Virgin Atlantic is a British airline that owns and operates a network of transportation services, providing domestic, international and cargo flights, as well as holiday packages and other services.
The company is based in the UK but operates across North America, Africa, the Middle East, Asia and the Caribbean. It’s mainly reliant on transatlantic flights from the UK to the US.
Virgin Atlantic uses a mixed fleet of Boeing and Airbus planes – so any news impacting either of those manufacturers will influence Virgin Atlantic too.
How does Virgin Atlantic make money?
Virgin Atlantic makes money through its passenger flights and cargo arm.
The passenger segment of the business brought in revenue of £410 million for 2021, which was a mere 20% of the revenue it saw pre-pandemic (2019). Virgin Atlantic reported that it had increased its passenger capacity by 9% in 2021 but actual passenger numbers remained flat year-on-year, and well below pre-pandemic levels.
Meanwhile, Virgin Atlantic’s cargo segment recorded record revenues of £448 million – 40% up from 2020 and 200% up from 2019. The firm made the smart move of positioning itself as a key player in shipping personal protective equipment (PPE) and testing kits from China to the UK, which helped boost total revenues for the business.
Is Virgin Atlantic profitable?
Virgin Atlantic doesn’t expect to return to profitability until 2023. The company experienced huge losses amid Covid-19, more than most airlines, due to its reliance on transatlantic flights.
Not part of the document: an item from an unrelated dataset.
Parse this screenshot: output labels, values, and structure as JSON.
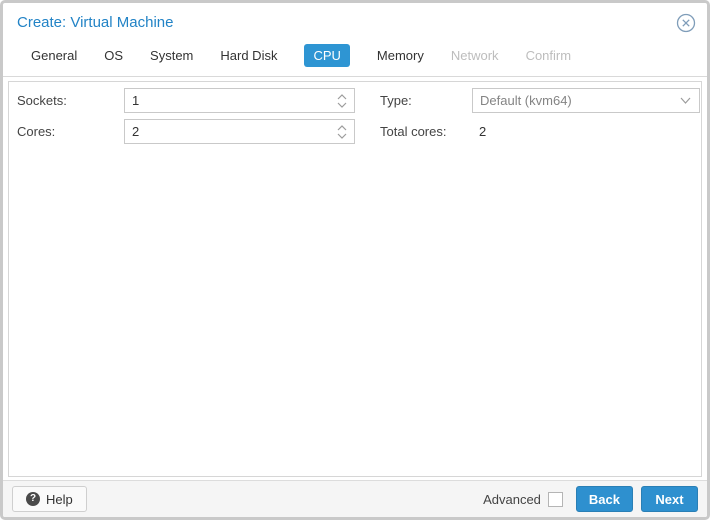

The company filed for bankruptcy in 2020.
But fresh funding from Virgin Group and Delta Air Lines (who invested £204 million and £196 million respectively) meant the firm could rebuild itself just in time for the reopening of international travel.
Virgin has cut more than £300 million in annual costs by almost halving its headcount, removing operations from Gatwick to focus on other major airports and retiring its Boeing 747 jumbo jets.
In April 2022, Virgin Atlantic reported that it had narrowed its full-year losses to £378 million in 2021 compared to $486 million in 2020. This came as revenue increased, from £60 million in 2020 to £928 million in 2021.
Virgin Atlantic expected FY2022 to bring even narrower losses, while FY2023 would bring profits, as passenger demand and international travel return. Although, it’s worth bearing in mind that this outlook was given before the cost-of-living crisis hit UK travellers.
Who are Virgin Atlantic’s competitors?
Virgin Atlantic’s main competitors are British Airways, American Airlines, United Airlines and Norwegian, as well as Virgin Atlantic’s shareholder Delta Airlines.
Who owns Virgin Atlantic?
Virgin Atlantic is majority owned by Sir Richard Branson, owner and founder of the entire Virgin Group. He owns 51% of Virgin Atlantic shares, while the other 49% are owned by Delta Airlines.
Virgin Atlantic’s management team
Virgin Atlantic’s management team are:
- Shai Weiss – Chief Executive Officer
- Estelle Hollingsworth – Chief People Officer
- Siobhan Fitzpatrick – Chief Digital & Marketing Officer
- Corneel Koster – Chief Customer & Operating Officer
- Oliver Byers – Chief Financial Officer
- Juha Järvinen – Chief Commercial Officer